Dietert says other energy merchants may be forced to be less secretive with financial data, which, in the end, was the cause of Enron's downfall. "We have seen an increase in the merchant energy companies desire to provide additional financial disclosure and better earnings visibility in just the last month," he says. "That will be very important in restoring investor confidence."
The energy merchant stocks could trade off as much as 20% in the short term to the low end of their annual trading range but Dietert says that would provide "very attractive entry points." His favorites are Dynegy and
, which he says is the purest play on natural gas fundamentals in the group.
Not all merchants are created equal. While Dutt has mixed feeling about the group, he is wary of companies that have made money in the trading business. "Trading liquidity will dry up dramatically, so those merchants who made the most money on trading will likely suffer the most," Dutt said. "The days of big trading volumes and profits are over."
He remains short
, a name he believes still is overvalued. "They have made a significant amount of money on natural gas hedges which will dry up in the coming quarter," Dutt said. "And, power prices have dropped dramatically, demand has fallen and the company is highly leveraged. And, writedowns from the Encal acquisition, a Canadian natural gas company, will hurt the bottom line."
In the end, Enron's competitors will win. But, as Southern's Terrell says, it's not the ending they were looking for. "You never want to see your competitor lose in this fashion," he says. "You want to beat your competitor on the playing field."
In this case, Enron beat itself.
Christopher S. Edmonds is president of Resource Dynamics, a private financial consulting firm based in Atlanta. At time of publication, Edmonds was long Southern Co., although holdings can change at any time. Under no circumstances does the information in this column represent a recommendation to buy or sell stocks.

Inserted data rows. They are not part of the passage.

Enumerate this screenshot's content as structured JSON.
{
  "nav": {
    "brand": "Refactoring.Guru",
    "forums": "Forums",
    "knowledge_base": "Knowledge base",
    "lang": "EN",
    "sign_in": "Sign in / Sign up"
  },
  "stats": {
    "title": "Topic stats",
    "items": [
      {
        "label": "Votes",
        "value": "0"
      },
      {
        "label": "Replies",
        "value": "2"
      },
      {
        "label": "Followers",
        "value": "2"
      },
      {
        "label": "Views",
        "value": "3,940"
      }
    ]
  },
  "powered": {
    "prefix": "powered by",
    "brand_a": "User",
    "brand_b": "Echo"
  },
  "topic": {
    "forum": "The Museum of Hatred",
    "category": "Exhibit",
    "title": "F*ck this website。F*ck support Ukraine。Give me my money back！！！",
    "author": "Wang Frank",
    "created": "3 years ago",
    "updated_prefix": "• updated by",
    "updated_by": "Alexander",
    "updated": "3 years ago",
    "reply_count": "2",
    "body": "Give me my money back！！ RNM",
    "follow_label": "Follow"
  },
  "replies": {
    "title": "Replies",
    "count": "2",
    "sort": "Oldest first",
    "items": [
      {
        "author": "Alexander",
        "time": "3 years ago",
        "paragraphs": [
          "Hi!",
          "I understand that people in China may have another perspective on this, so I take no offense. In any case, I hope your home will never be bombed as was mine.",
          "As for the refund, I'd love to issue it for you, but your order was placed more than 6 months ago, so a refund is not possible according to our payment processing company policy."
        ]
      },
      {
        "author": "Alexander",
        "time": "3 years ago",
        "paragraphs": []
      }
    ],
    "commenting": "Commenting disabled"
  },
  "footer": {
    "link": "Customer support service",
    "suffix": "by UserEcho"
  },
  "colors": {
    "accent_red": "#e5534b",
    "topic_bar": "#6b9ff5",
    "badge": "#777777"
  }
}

While Edmonds cannot provide investment advice or recommendations, he welcomes your feedback and invites you to send it to